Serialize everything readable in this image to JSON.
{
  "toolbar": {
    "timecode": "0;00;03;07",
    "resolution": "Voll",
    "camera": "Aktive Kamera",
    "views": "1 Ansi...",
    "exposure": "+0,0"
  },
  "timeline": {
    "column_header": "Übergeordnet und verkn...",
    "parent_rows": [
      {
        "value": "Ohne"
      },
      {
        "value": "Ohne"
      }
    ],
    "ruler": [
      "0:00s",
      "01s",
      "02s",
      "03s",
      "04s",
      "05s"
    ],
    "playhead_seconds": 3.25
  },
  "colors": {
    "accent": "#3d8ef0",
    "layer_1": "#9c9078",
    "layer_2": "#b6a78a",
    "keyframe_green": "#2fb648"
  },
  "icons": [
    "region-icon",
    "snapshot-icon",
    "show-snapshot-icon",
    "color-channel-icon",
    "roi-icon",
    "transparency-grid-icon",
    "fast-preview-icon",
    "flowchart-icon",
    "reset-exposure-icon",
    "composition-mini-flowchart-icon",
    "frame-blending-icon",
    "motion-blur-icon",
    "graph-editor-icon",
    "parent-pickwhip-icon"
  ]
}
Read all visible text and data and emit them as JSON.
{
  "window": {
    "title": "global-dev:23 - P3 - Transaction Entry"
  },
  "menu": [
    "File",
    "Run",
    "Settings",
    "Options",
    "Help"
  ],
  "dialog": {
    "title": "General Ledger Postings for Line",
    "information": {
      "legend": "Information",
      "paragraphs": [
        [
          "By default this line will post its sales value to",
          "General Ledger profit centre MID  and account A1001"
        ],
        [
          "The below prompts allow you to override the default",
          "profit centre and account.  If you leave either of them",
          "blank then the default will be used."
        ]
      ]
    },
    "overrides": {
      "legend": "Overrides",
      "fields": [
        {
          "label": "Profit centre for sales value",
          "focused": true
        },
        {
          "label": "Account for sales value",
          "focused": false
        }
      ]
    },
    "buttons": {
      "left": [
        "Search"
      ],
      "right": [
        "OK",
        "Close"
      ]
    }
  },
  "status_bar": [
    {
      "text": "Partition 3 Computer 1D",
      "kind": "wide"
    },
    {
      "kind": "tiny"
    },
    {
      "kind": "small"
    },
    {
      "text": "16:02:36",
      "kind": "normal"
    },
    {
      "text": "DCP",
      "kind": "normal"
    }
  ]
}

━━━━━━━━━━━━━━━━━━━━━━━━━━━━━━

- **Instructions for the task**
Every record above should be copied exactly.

- **Task result**
Serialize everything readable in this image to JSON.
{
  "toolbar": {
    "timecode": "0;00;03;07",
    "resolution": "Voll",
    "camera": "Aktive Kamera",
    "views": "1 Ansi...",
    "exposure": "+0,0"
  },
  "timeline": {
    "column_header": "Übergeordnet und verkn...",
    "parent_rows": [
      {
        "value": "Ohne"
      },
      {
        "value": "Ohne"
      }
    ],
    "ruler": [
      "0:00s",
      "01s",
      "02s",
      "03s",
      "04s",
      "05s"
    ],
    "playhead_seconds": 3.25
  },
  "colors": {
    "accent": "#3d8ef0",
    "layer_1": "#9c9078",
    "layer_2": "#b6a78a",
    "keyframe_green": "#2fb648"
  },
  "icons": [
    "region-icon",
    "snapshot-icon",
    "show-snapshot-icon",
    "color-channel-icon",
    "roi-icon",
    "transparency-grid-icon",
    "fast-preview-icon",
    "flowchart-icon",
    "reset-exposure-icon",
    "composition-mini-flowchart-icon",
    "frame-blending-icon",
    "motion-blur-icon",
    "graph-editor-icon",
    "parent-pickwhip-icon"
  ]
}
Read all visible text and data and emit them as JSON.
{
  "window": {
    "title": "global-dev:23 - P3 - Transaction Entry"
  },
  "menu": [
    "File",
    "Run",
    "Settings",
    "Options",
    "Help"
  ],
  "dialog": {
    "title": "General Ledger Postings for Line",
    "information": {
      "legend": "Information",
      "paragraphs": [
        [
          "By default this line will post its sales value to",
          "General Ledger profit centre MID  and account A1001"
        ],
        [
          "The below prompts allow you to override the default",
          "profit centre and account.  If you leave either of them",
          "blank then the default will be used."
        ]
      ]
    },
    "overrides": {
      "legend": "Overrides",
      "fields": [
        {
          "label": "Profit centre for sales value",
          "focused": true
        },
        {
          "label": "Account for sales value",
          "focused": false
        }
      ]
    },
    "buttons": {
      "left": [
        "Search"
      ],
      "right": [
        "OK",
        "Close"
      ]
    }
  },
  "status_bar": [
    {
      "text": "Partition 3 Computer 1D",
      "kind": "wide"
    },
    {
      "kind": "tiny"
    },
    {
      "kind": "small"
    },
    {
      "text": "16:02:36",
      "kind": "normal"
    },
    {
      "text": "DCP",
      "kind": "normal"
    }
  ]
}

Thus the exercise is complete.